Remsen Hall 233
Note: ROSEI is cohosting this seminar with the Department of Chemistry.
Title: Combining Photophysics and Inorganic Synthesis to Target Small Molecule Activation and Production: From Methane to Ammonia
Abstract: The transformation of small molecules into more valuable and complex materials represents a persistent challenge of chemistry. Often the activation of these small molecules, such as methane and dinitrogen, is made difficult due to both high entropic and enthalpic barriers. In recent years, chemists have turned to visible light photons to provide the energy to overcome these barriers. Towards the activation of methane and other simple hydrocarbons, I utilized the hexachlorotitanate (TiCl62-) dianion as both the photoactive species and the source of highly reactive chlorine radical. This system resulted in enhanced reactivity in the scope of radical acceptor compared to the similar hexachlorocerate (CeCl62-). Using a combination of electrochemistry, single crystal x-ray diffraction, and density functional theory, I identified the chemical differences between the titanium and cerium systems that led to their distinct reactivity. Expanding on hte activation of small molecules, I focused on the light-mediated reduction of metal nitrides into ammonia. While published work on manganese nitrides had focused on the identity of the photocatalyst, the reaction was found to work in the absence of precious metal photocatalyst. Optimization of the ligand supporting the manganese nitrides brought ammonia yields to 80%, higher than when a photocatalyst was included in the reaction mixture. Using transient absorption spectroscopy, the photoactive species was then determined. Preliminary investigation of the synthesis, reactivity, and photophysics of group 6 metal nitrides will also be discussed.
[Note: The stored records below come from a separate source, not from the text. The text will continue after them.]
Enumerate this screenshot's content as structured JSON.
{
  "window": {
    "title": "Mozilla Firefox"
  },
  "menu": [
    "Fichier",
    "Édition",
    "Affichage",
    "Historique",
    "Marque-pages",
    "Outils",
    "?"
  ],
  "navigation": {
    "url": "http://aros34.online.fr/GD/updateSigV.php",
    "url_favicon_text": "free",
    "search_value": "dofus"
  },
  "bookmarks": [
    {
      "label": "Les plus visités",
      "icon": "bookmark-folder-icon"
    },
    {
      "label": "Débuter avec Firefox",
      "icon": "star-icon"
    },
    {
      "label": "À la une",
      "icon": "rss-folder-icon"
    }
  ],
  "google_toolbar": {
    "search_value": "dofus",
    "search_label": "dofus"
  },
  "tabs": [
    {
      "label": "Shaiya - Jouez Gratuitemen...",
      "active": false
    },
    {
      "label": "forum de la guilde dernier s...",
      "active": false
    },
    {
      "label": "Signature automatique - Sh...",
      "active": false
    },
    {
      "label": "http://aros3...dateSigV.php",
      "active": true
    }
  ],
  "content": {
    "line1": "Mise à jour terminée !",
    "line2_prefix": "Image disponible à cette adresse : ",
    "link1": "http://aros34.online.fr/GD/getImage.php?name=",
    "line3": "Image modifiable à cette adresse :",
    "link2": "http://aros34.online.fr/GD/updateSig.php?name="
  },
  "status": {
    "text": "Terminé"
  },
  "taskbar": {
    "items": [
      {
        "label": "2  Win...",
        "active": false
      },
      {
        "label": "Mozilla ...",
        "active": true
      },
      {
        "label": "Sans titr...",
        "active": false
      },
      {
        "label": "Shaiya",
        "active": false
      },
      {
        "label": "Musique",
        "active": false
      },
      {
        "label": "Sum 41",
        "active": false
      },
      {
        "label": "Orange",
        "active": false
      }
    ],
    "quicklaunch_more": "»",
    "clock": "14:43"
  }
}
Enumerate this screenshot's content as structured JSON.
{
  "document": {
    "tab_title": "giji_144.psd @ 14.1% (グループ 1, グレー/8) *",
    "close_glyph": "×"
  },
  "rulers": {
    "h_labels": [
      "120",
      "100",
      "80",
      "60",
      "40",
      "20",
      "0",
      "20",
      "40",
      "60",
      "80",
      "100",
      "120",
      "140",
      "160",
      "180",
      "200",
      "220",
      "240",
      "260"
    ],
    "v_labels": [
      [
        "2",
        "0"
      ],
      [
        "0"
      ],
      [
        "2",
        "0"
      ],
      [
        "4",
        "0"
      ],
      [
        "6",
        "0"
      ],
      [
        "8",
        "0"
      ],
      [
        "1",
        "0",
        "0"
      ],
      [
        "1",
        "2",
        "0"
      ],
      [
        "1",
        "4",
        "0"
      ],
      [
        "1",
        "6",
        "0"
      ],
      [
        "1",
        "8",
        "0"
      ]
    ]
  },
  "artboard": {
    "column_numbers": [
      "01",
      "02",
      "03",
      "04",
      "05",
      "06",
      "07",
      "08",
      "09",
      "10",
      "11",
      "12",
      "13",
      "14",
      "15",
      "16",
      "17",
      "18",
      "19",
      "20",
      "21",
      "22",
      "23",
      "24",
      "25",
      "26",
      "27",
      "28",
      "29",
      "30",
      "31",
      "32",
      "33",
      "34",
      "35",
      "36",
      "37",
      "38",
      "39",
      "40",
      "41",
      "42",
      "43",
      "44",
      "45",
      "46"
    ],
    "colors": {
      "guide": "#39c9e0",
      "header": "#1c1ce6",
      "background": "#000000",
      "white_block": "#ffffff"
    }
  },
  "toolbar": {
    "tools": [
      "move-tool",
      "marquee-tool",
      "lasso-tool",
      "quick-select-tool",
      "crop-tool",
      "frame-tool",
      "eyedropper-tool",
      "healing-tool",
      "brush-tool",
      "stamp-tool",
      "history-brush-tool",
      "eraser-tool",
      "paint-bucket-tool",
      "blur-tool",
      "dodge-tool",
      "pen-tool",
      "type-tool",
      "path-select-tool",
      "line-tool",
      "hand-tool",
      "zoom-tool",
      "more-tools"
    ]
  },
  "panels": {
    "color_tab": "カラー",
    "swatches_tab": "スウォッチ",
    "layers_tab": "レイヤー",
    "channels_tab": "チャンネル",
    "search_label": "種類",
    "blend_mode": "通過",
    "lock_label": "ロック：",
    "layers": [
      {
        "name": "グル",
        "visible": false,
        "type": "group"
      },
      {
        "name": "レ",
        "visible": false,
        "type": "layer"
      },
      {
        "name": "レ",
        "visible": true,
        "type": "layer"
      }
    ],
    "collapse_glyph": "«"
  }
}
Together, these results highlight the utility of spectroscopic methods in tandem with synthetic inorganic chemistry to develop and understand methods of small molecule activation.